Exercise goal: Copy each line of the data beneath in which the word "heading" appears.

Items from a data source:
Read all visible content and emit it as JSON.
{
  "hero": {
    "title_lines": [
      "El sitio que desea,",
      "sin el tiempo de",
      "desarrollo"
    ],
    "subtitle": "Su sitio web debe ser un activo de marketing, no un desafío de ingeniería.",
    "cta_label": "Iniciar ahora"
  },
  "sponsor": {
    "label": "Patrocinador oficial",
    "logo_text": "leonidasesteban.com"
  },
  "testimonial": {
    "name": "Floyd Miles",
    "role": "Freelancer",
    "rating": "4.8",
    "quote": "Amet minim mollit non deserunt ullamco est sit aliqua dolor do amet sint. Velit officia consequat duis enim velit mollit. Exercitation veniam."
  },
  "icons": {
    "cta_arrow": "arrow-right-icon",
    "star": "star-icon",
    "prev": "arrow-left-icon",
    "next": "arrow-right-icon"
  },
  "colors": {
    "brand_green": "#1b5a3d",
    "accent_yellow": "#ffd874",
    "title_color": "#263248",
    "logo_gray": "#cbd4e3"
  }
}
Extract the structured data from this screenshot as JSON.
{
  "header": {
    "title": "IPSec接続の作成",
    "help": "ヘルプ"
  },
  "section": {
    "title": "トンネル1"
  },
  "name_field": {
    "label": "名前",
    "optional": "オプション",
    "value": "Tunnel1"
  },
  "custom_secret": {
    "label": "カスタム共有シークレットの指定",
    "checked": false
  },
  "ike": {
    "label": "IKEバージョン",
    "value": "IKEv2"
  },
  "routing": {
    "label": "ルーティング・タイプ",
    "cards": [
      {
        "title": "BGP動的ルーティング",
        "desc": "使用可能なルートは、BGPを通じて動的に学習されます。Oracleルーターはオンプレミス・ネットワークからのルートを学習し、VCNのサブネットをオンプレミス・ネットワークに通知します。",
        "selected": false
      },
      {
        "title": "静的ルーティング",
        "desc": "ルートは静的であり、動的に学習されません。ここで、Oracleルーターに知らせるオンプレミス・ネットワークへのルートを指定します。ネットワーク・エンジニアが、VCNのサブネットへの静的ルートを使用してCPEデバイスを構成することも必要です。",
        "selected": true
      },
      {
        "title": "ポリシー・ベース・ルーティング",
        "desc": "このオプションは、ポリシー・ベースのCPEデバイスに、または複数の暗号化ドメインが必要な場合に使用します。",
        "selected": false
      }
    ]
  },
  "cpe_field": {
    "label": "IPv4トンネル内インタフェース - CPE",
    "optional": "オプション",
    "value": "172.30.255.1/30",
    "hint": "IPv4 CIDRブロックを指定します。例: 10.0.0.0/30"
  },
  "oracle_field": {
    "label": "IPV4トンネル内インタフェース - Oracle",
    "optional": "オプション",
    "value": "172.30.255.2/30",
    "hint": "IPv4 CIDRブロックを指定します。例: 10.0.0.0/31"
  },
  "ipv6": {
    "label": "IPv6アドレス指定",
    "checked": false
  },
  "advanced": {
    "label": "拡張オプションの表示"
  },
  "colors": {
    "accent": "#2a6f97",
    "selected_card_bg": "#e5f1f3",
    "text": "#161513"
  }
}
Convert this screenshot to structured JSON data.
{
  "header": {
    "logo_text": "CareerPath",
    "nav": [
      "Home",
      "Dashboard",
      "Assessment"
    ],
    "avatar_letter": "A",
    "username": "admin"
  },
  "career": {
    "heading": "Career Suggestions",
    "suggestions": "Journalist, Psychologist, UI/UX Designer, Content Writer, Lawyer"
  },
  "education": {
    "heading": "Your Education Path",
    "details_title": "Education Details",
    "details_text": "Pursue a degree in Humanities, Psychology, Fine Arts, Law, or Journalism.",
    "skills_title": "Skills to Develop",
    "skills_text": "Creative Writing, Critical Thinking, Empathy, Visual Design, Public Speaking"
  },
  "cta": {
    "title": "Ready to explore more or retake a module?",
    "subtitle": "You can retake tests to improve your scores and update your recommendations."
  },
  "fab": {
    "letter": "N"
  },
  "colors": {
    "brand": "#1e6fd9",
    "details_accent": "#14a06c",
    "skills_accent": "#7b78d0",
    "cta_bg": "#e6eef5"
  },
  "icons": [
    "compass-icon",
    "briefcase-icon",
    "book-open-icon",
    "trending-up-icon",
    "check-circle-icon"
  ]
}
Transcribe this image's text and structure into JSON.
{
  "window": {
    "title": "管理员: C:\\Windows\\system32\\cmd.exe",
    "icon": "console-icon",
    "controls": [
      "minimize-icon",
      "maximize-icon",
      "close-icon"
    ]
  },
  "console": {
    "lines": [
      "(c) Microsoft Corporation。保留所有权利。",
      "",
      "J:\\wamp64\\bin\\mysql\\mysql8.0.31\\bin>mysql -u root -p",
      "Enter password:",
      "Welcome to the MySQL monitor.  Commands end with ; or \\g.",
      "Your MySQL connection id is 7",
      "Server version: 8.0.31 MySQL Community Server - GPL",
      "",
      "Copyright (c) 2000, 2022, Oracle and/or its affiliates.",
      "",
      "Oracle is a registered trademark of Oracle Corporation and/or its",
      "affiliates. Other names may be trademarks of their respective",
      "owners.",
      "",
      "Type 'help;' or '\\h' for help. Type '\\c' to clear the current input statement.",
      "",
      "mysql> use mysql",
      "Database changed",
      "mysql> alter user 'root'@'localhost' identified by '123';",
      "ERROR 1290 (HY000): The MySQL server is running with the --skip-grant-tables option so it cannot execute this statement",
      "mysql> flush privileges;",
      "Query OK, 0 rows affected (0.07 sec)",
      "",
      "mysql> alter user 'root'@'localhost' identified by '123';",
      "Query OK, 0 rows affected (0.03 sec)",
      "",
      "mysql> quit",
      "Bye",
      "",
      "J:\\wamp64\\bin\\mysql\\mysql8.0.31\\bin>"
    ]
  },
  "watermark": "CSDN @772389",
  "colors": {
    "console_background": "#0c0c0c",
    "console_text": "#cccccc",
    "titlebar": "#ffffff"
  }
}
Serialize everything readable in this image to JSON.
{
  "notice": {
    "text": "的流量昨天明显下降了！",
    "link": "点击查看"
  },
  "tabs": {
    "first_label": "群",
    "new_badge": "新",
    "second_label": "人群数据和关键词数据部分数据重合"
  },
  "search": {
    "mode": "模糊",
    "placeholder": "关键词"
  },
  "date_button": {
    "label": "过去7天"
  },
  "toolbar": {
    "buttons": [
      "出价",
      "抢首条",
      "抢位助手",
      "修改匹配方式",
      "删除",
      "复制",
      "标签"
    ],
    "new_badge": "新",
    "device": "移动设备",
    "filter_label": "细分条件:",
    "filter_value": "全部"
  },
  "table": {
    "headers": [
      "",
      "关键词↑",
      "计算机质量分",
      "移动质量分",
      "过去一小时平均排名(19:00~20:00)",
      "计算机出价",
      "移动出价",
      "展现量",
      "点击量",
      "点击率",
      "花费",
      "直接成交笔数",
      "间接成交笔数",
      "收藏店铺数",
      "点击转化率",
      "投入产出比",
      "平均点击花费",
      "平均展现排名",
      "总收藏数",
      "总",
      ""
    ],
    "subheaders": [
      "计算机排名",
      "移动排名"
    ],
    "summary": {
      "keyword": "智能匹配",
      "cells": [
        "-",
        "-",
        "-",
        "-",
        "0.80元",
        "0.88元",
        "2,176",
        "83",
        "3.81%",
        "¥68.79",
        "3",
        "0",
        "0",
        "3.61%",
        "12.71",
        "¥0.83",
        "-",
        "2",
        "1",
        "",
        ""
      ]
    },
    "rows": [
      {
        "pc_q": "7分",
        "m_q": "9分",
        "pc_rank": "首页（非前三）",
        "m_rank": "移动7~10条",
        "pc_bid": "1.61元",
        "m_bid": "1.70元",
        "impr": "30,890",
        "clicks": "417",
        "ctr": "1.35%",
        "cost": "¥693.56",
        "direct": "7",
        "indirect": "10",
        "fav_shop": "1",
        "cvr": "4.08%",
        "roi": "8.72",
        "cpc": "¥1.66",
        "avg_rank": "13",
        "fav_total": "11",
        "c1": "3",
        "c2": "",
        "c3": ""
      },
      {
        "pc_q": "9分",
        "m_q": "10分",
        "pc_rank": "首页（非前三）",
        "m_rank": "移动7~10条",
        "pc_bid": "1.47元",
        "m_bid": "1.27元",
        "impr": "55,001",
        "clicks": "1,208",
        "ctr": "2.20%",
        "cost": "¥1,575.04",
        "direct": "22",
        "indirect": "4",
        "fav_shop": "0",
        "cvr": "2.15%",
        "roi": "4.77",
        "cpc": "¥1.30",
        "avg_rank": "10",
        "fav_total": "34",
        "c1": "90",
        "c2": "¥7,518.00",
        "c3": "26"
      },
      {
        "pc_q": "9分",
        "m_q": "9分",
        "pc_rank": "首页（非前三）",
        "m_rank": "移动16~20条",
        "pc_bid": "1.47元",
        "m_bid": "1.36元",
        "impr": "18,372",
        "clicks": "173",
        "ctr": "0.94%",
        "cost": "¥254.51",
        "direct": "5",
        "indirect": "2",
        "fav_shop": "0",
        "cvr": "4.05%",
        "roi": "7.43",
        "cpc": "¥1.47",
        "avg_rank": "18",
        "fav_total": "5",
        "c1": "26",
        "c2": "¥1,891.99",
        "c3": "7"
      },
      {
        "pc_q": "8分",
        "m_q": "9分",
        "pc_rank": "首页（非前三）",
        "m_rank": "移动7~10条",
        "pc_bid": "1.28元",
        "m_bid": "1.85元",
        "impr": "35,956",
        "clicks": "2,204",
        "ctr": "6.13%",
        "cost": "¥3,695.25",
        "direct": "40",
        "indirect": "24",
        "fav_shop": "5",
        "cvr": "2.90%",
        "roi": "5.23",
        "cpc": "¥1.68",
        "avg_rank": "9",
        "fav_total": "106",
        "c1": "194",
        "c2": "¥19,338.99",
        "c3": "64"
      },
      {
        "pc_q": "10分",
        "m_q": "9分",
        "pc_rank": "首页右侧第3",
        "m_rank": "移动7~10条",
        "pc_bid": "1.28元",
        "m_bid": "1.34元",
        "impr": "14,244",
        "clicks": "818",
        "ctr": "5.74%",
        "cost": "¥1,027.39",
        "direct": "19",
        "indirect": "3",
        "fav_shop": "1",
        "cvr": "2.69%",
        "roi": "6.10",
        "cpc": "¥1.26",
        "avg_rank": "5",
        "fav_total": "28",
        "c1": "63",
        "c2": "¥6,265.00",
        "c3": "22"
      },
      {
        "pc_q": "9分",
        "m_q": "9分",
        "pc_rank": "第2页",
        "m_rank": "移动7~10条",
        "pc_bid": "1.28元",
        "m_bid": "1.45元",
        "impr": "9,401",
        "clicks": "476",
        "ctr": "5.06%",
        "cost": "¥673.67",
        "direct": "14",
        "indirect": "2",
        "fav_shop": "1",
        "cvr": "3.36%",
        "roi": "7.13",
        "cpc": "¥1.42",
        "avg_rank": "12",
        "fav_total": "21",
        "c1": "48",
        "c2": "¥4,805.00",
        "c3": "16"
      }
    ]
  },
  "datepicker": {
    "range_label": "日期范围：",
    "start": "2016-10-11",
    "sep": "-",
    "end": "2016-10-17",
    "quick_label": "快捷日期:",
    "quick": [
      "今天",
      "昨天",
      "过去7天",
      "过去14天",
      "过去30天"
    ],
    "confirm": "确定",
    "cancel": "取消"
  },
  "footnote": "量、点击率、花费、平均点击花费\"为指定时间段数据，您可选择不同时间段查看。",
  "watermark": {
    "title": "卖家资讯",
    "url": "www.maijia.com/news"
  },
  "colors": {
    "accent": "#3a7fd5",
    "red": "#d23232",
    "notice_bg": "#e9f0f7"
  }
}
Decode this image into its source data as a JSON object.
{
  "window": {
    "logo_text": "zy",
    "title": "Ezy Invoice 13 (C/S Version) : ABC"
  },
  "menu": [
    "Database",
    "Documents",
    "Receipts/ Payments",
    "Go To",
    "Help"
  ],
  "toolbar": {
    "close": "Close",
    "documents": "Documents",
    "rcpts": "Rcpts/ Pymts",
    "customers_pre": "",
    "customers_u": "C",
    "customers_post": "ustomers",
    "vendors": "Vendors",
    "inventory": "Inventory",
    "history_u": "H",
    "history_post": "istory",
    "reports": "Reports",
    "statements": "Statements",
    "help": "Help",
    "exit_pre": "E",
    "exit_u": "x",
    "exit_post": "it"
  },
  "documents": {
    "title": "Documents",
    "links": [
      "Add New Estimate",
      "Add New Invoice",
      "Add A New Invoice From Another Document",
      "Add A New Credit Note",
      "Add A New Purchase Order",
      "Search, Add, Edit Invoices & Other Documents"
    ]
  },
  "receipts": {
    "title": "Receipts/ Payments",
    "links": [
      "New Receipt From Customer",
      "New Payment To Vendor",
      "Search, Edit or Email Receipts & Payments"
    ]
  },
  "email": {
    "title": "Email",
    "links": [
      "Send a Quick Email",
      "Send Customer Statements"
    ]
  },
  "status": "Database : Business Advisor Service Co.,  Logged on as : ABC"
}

Response for this exercise:
    "heading": "Career Suggestions",
    "heading": "Your Education Path",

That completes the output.